**What to work on:**
Below are entries. Pull out all lines containing "data".
________
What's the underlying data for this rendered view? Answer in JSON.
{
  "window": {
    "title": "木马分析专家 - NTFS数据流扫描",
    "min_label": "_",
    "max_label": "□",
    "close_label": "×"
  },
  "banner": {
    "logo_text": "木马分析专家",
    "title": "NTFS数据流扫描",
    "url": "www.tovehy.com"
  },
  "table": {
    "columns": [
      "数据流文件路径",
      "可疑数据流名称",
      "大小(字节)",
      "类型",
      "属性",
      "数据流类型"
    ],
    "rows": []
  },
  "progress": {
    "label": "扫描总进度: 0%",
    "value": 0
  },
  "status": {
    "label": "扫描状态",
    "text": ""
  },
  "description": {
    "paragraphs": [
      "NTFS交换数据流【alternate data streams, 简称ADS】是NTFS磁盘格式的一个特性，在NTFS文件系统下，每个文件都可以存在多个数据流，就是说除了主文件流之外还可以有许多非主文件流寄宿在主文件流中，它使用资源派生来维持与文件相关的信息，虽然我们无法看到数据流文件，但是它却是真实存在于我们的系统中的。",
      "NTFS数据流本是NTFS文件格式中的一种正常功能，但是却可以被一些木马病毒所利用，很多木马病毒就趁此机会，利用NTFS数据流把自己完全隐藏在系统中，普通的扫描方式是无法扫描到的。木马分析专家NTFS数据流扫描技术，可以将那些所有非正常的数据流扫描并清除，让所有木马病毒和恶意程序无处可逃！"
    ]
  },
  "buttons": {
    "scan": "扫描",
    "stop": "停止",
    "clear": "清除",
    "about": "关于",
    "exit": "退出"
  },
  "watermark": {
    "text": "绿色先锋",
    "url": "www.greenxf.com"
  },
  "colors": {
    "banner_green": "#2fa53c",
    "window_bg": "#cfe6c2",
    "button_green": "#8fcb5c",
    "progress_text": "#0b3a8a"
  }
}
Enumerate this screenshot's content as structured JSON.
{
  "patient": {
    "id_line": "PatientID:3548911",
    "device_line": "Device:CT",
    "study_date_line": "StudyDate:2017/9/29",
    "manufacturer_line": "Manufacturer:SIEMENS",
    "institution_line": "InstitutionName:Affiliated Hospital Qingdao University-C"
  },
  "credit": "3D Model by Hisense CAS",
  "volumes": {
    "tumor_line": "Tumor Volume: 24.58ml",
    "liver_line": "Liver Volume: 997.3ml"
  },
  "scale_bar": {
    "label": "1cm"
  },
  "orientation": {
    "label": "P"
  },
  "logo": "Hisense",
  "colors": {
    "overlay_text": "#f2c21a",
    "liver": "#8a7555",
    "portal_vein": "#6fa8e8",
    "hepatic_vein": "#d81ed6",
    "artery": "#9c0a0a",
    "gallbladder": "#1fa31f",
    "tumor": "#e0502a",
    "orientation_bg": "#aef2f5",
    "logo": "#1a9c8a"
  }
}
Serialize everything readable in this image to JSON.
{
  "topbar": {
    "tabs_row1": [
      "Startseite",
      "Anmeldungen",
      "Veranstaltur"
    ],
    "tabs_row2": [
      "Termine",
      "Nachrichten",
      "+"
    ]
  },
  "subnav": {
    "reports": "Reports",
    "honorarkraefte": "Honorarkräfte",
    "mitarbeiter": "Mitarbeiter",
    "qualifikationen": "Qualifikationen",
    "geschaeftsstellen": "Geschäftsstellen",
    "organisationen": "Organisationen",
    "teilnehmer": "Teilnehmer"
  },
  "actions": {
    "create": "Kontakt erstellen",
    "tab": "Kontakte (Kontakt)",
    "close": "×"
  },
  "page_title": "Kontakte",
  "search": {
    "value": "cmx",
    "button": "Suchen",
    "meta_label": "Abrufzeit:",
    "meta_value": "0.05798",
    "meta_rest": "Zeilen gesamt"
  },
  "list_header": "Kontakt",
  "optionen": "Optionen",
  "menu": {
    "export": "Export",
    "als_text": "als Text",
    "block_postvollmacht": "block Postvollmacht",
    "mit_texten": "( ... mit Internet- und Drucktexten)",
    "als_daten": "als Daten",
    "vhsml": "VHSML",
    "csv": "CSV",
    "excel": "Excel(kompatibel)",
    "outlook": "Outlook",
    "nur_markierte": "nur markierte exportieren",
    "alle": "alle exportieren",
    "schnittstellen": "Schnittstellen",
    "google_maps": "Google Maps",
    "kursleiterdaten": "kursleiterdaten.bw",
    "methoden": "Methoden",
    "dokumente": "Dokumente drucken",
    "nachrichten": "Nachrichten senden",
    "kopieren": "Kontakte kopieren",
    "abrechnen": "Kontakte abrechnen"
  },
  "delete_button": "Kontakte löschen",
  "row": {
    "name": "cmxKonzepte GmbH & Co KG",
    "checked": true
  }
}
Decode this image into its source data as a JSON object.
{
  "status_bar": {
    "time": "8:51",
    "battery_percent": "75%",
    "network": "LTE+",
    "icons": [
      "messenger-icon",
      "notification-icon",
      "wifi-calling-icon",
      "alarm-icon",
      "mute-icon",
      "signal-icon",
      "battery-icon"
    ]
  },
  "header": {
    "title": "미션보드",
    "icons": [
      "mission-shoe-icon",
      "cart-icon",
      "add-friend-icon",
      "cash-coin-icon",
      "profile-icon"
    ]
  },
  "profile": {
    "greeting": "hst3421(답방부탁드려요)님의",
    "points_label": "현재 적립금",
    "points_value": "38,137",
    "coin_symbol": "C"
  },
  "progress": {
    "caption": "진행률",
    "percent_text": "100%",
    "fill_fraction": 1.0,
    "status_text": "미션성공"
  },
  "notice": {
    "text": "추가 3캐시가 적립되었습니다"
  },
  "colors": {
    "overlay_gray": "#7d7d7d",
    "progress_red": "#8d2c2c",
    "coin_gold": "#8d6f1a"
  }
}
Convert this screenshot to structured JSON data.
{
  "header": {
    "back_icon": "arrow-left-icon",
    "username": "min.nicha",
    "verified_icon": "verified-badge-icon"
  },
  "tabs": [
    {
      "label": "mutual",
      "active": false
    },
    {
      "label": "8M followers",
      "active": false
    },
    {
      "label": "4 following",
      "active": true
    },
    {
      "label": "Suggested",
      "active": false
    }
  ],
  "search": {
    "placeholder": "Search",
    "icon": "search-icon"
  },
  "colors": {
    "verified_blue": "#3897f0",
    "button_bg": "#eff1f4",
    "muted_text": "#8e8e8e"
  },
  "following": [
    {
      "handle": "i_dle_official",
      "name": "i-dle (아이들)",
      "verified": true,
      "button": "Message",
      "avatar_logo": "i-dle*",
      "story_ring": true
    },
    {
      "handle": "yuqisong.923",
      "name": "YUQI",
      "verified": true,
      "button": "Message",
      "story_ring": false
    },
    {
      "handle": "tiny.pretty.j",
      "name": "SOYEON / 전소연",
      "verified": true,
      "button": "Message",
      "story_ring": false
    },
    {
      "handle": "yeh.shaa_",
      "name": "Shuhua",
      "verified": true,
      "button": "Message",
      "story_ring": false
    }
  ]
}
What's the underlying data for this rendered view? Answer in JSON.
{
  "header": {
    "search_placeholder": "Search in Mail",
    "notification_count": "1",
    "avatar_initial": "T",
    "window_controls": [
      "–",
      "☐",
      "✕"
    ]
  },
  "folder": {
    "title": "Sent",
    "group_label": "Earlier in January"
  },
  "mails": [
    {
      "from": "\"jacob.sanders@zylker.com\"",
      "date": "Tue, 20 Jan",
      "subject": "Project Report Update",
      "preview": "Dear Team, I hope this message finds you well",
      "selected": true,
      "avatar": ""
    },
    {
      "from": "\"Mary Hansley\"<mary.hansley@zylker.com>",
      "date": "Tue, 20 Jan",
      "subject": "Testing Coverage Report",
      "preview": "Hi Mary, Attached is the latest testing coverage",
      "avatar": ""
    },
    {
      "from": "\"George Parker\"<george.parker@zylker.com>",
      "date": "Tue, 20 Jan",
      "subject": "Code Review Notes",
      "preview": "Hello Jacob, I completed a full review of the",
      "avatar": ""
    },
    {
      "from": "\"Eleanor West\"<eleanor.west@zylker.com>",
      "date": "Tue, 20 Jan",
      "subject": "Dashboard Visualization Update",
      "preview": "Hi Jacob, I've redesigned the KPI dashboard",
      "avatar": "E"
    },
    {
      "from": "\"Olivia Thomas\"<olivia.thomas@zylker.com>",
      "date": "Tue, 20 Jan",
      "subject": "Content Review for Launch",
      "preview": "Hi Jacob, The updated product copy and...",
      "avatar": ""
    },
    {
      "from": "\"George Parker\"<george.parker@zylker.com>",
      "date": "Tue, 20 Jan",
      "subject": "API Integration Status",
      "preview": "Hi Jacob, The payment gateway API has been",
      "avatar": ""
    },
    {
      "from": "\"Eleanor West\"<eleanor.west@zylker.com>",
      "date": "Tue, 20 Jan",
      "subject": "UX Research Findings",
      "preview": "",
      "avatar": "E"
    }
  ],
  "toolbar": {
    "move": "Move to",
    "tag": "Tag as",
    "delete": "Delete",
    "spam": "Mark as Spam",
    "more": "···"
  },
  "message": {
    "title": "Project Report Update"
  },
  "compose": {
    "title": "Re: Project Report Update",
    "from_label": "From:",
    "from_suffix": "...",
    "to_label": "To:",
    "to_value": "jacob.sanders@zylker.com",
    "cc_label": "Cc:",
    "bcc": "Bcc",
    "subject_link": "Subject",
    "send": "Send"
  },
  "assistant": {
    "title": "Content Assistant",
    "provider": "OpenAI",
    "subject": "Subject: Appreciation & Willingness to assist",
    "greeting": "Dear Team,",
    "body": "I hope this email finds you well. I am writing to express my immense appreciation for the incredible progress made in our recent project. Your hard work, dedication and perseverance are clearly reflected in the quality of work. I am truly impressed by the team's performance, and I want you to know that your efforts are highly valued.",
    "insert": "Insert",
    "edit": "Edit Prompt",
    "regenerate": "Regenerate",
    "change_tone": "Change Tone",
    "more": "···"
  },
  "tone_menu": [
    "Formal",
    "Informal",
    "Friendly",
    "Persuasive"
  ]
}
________
**Response for this exercise:**
What's the underlying data for this rendered view? Answer in JSON.
      "NTFS交换数据流【alternate data streams, 简称ADS】是NTFS磁盘格式的一个特性，在NTFS文件系统下，每个文件都可以存在多个数据流，就是说除了主文件流之外还可以有许多非主文件流寄宿在主文件流中，它使用资源派生来维持与文件相关的信息，虽然我们无法看到数据流文件，但是它却是真实存在于我们的系统中的。",
Decode this image into its source data as a JSON object.
Convert this screenshot to structured JSON data.
What's the underlying data for this rendered view? Answer in JSON.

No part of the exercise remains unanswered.